The Internet of Things is a fascinating concept that, whilst not new, has been gaining momentum with the advancement of technology in recent years. The internet we use could almost be considered the internet of people. It allows us, humanity, to connect to one another globally via individual IP addresses. The Internet of Things, as the name suggests, has the same function, but connects objects to the internet, allowing them to transfer data via a network in order to talk to one another.
A basic example of how this is poised to work as a chain reaction in the future can be given using your morning routine: your smart watch or fitness tracker senses that you are waking up, sending a signal to your lamp and radio so that they start up, while your curtains begin to open and your bed adjusts itself to room temperature. In turn, your heating starts up in the bathroom and a fresh pot of coffee starts brewing before you’ve even opened your eyes. Sounds pretty enticing doesn’t it?
There are predictions that in the near future, a single person could have a network of 5,000 interconnected ‘things’ working for them at any given time. On a larger scale, every inanimate object might one day have its own IP address. This, of course, has huge implications in both our daily lives and for businesses.
But what does it mean for events?
First and foremost, it means more data. In reality, we only manage to record a fraction of potential data with the limited capabilities available to us right now.

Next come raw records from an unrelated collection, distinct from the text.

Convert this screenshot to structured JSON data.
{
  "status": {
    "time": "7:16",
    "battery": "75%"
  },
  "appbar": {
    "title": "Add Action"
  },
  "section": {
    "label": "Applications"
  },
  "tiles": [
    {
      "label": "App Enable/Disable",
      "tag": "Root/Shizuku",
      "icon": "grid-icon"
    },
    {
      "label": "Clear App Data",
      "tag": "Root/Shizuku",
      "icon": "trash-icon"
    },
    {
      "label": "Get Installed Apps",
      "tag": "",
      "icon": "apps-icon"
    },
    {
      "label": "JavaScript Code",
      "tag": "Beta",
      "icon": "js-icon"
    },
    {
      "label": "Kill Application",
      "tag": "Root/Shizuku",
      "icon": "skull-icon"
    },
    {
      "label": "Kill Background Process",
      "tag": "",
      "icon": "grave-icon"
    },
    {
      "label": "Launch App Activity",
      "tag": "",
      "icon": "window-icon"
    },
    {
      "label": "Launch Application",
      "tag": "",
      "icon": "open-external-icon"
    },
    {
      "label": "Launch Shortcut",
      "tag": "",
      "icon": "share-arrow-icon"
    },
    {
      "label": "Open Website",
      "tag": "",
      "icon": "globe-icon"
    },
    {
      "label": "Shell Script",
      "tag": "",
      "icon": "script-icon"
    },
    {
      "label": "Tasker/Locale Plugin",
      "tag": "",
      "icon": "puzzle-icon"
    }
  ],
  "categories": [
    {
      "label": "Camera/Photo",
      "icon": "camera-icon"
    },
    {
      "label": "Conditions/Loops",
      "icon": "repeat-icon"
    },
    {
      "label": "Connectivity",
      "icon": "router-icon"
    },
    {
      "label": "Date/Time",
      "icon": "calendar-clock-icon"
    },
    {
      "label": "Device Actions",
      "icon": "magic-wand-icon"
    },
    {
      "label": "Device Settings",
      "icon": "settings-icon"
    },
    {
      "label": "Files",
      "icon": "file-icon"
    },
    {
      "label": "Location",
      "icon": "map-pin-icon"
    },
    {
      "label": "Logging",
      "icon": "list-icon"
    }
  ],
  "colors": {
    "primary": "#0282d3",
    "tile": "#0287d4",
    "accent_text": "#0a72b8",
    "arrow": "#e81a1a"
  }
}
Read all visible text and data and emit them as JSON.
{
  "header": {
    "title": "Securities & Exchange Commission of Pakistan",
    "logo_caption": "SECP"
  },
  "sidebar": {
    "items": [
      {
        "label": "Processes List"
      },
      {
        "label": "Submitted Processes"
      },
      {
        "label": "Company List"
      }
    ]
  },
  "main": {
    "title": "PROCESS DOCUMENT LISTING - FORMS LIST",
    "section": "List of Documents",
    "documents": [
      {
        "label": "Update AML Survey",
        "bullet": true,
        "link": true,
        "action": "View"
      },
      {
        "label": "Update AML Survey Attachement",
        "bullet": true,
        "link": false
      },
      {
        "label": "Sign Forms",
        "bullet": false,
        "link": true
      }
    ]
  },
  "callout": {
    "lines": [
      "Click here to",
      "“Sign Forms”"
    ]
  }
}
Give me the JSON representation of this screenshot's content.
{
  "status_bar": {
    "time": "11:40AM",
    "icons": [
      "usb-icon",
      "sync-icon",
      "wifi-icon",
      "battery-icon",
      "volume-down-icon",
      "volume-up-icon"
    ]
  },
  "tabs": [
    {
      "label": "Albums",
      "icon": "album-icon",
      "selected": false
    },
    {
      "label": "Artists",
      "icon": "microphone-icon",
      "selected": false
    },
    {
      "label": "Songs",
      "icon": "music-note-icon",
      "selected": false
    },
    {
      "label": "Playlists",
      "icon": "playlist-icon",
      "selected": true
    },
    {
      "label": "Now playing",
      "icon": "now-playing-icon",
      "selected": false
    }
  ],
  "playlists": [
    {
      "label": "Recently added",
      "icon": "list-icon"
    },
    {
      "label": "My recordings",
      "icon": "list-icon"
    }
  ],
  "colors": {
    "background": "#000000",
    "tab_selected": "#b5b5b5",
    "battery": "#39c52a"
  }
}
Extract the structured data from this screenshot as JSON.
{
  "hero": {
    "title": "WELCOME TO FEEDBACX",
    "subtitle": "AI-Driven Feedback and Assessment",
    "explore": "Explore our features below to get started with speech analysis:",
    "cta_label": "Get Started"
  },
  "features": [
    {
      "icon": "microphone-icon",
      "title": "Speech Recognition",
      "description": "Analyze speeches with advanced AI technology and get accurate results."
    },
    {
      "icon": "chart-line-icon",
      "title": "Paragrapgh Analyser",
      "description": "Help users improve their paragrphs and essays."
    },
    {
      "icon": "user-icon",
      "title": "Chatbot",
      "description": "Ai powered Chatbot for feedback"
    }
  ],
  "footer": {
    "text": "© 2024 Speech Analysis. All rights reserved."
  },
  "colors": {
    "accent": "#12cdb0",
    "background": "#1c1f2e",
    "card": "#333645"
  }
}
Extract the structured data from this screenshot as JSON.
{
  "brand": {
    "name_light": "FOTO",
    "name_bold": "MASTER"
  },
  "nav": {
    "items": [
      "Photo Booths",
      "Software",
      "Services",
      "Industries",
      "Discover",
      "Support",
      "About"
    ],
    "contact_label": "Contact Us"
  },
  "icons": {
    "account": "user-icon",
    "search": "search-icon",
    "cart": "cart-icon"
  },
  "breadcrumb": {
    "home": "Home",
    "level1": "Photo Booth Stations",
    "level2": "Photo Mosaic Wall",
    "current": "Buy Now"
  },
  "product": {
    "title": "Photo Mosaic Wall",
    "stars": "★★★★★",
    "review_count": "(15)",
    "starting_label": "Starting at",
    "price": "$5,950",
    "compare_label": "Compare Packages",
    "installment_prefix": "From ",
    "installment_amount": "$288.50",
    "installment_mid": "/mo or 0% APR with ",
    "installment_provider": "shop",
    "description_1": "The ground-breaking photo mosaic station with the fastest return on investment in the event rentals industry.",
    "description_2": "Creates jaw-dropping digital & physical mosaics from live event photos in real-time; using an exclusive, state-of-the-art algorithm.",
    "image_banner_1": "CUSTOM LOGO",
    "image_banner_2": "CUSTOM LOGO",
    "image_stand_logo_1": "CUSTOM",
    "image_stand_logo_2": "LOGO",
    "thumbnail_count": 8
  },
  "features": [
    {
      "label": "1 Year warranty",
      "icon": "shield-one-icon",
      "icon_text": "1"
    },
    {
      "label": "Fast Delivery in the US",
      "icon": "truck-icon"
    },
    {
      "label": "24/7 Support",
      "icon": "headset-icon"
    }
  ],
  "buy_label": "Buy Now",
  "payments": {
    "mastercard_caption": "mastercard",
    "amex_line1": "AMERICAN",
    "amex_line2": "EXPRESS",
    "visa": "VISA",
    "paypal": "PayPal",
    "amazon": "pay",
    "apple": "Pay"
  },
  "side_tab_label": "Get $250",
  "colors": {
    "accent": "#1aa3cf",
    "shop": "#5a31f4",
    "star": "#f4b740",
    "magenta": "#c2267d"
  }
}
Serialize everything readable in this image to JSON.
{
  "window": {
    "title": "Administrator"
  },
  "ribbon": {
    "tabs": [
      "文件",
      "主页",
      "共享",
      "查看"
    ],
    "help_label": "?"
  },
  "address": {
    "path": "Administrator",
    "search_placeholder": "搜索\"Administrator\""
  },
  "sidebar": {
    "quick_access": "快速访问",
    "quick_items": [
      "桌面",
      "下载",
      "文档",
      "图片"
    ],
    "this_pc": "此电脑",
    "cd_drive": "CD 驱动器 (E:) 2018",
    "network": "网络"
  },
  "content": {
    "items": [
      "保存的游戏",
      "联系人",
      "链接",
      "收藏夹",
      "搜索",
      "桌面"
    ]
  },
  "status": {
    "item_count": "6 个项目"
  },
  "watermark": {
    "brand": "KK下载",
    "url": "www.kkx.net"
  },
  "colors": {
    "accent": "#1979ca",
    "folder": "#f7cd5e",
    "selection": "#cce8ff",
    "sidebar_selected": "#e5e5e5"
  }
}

But with all manner of objects connected to the internet with the main aim of producing and using data, the amount that can be obtained and processed increases exponentially. There is already sophisticated event technology such as Poken, RFID solutions and interactive data capture hardware and software which can tell you enhanced insights about your event attendees and their journey around your event. But with the Internet of Things in full play, you could gain instant data on how many people pass through a booth, how many people sit on a chair, how many people touched a button, what they ate for lunch, who they spoke to, how many brochures they picked up or read. Essentially, attendee behavioural patterns become less of a mystery and more instantly quantifiable, creating a lead generation goldmine.
The IoT also has huge benefits for your attendees in that they can be connected to everything and everyone at your event at all times. Registration could be automatic, as an RFID device would know when the attendee is approaching and would do the work for them. Networking would be as simple as touching NFC devices together to exchange digital business cards (this is already happening now!) There could be an up-to-the-minute app on the attendee’s phone, with everything from the current temperature to an individually customised schedule with notifications telling them when something they’ve expressed interest in is about to start, where it’s happening on the map, if it’s delayed, how many seats are still available…
Importantly for Event Managers, the Internet of Things could help you to stay in tune with every aspect of your event setup. Lighting, heating, air quality, and product stock levels can be kept in check by the objects in question – you wouldn’t have to lift a finger. If a food kiosk began to run low on stock, it would send an automatic notification to the relevant people who could fill it. A tweet complaining about the air conditioning could be picked up by the unit itself and readjusted to suit the attendee’s needs. Ambient lighting could be changed automatically depending on the surroundings. Not only will this help events to become more sustainable but it will also save time, manpower and money.
If the Internet of Things signals anything for the future of events, it’s higher efficiency. More efficient data production and recording, more efficient monitoring of attendees and more efficient spending. In an age where this type of technology is just starting to become ubiquitous, it’s a good idea to get ahead of the game and implement it into your event to make it more attractive to your ‘digital age’ attendees, who arrive expecting to see at least some facets of technological advancements at the events they attend. The Internet of Things is a fantastic example of this, and with connected objects appearing all the time, it’s a great time to start doing it – to take advantage of the novelty factor while it’s still there.
If you want to experiment with the Internet of Things and incorporate something truly up to the minute and on trend into your event, chat to our team today.